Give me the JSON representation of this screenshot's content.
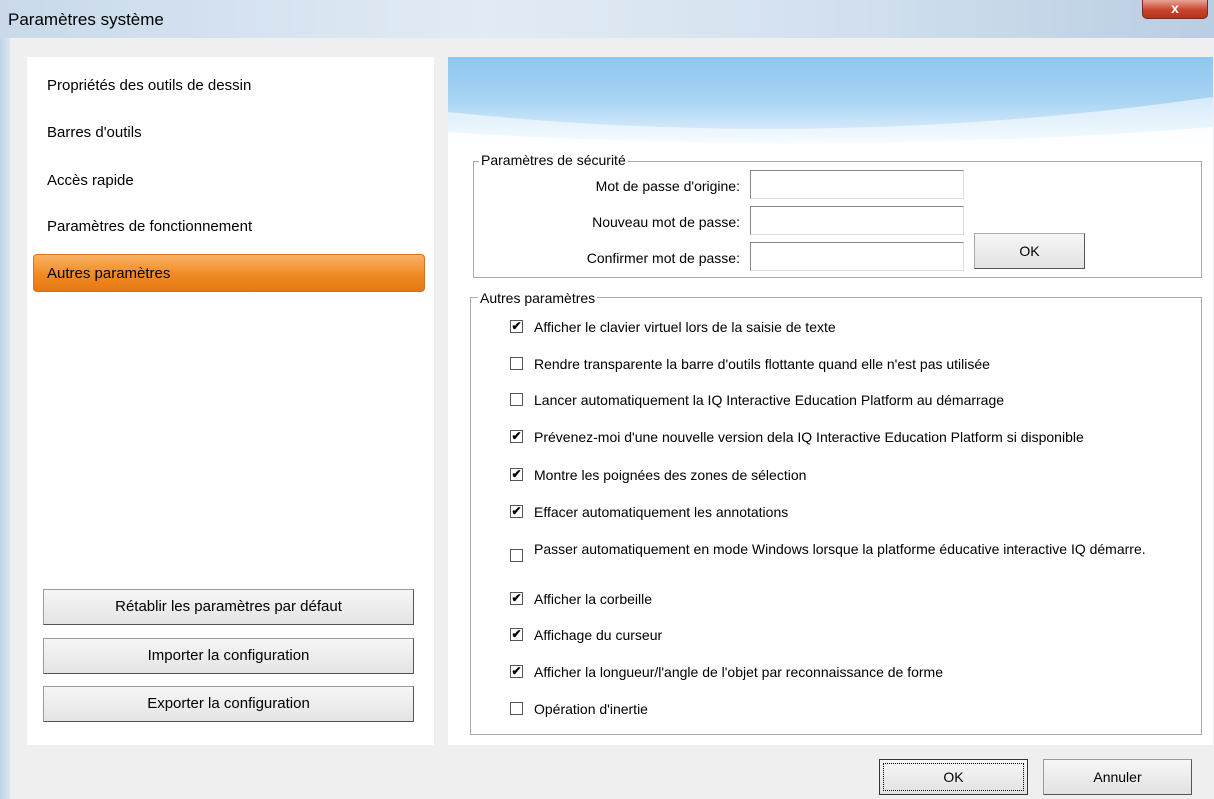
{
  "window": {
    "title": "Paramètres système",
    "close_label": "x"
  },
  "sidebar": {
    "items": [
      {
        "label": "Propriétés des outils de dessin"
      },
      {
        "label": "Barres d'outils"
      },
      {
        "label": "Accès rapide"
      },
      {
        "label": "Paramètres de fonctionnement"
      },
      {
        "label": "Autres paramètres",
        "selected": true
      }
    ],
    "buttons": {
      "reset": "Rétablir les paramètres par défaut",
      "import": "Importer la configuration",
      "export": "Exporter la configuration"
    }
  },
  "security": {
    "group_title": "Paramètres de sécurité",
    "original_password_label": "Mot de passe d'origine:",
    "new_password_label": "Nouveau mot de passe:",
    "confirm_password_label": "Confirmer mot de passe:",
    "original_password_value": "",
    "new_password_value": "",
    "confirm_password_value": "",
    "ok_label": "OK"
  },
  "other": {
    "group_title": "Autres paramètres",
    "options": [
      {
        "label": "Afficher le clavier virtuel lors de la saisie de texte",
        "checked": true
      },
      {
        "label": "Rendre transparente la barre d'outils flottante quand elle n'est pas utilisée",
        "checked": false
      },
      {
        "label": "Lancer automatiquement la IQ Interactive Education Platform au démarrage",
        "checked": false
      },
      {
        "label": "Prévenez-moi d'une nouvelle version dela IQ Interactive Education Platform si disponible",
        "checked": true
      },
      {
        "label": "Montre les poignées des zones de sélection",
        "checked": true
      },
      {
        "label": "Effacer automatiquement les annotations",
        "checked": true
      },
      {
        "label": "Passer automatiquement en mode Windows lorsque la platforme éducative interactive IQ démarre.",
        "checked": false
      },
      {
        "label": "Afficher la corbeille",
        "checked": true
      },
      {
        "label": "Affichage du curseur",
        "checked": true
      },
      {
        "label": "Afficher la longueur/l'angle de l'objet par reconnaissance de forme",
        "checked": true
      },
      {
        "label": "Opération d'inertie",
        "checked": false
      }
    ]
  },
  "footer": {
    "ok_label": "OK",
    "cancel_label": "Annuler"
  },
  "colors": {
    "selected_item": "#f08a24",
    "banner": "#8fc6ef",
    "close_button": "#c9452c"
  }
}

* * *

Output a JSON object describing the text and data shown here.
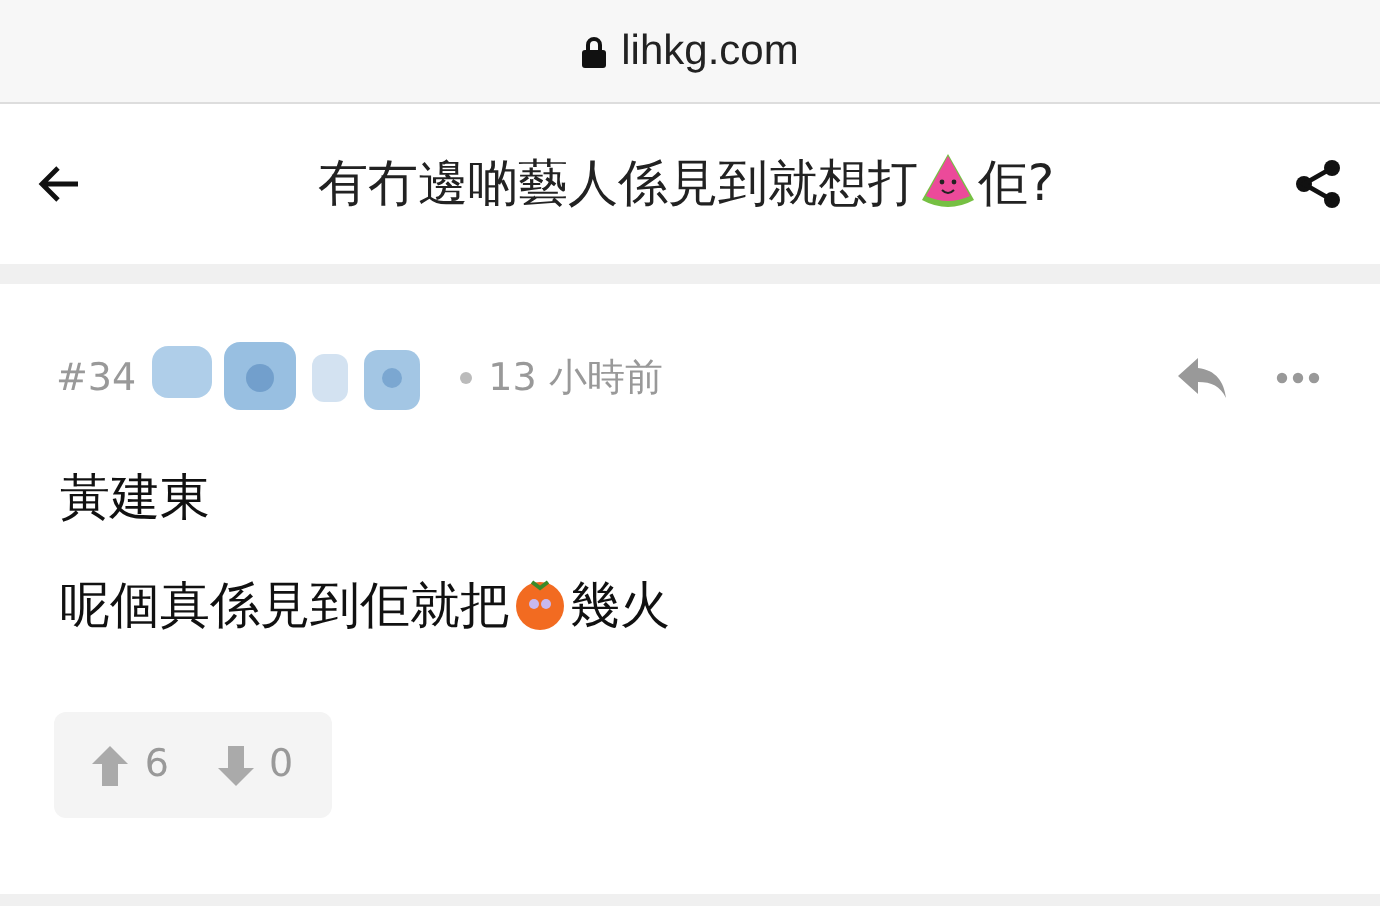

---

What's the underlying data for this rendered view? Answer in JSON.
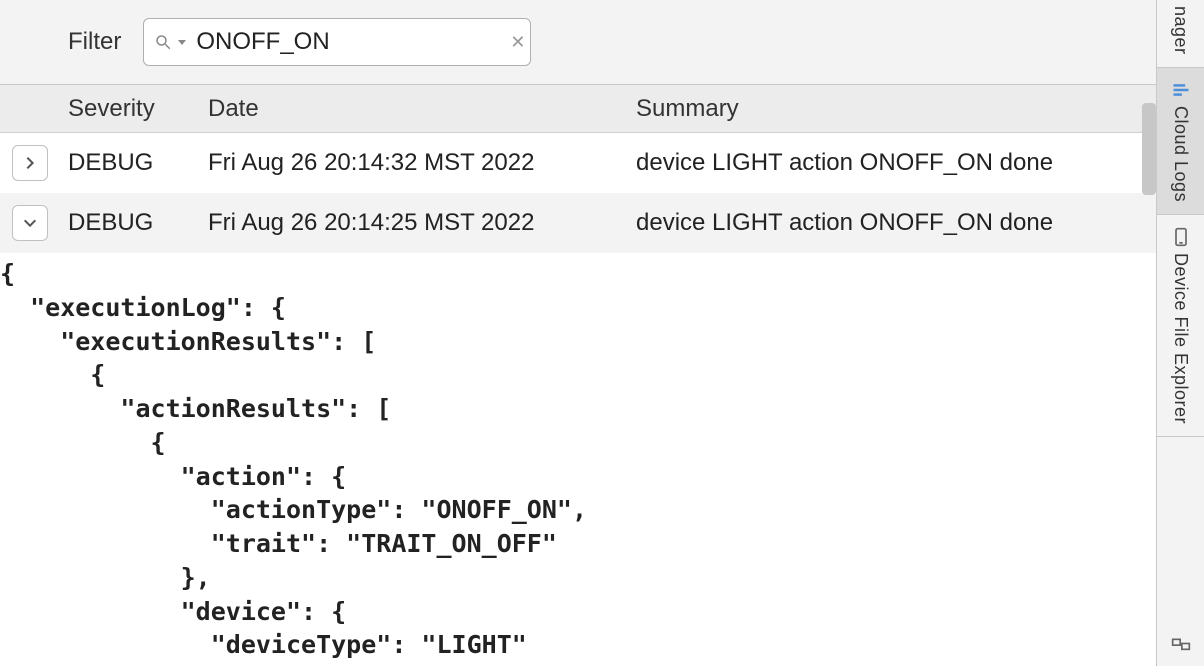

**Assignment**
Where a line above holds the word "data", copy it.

**Exercise answer**
Output a JSON object describing the text and data shown here.
What's the underlying data for this rendered view? Answer in JSON.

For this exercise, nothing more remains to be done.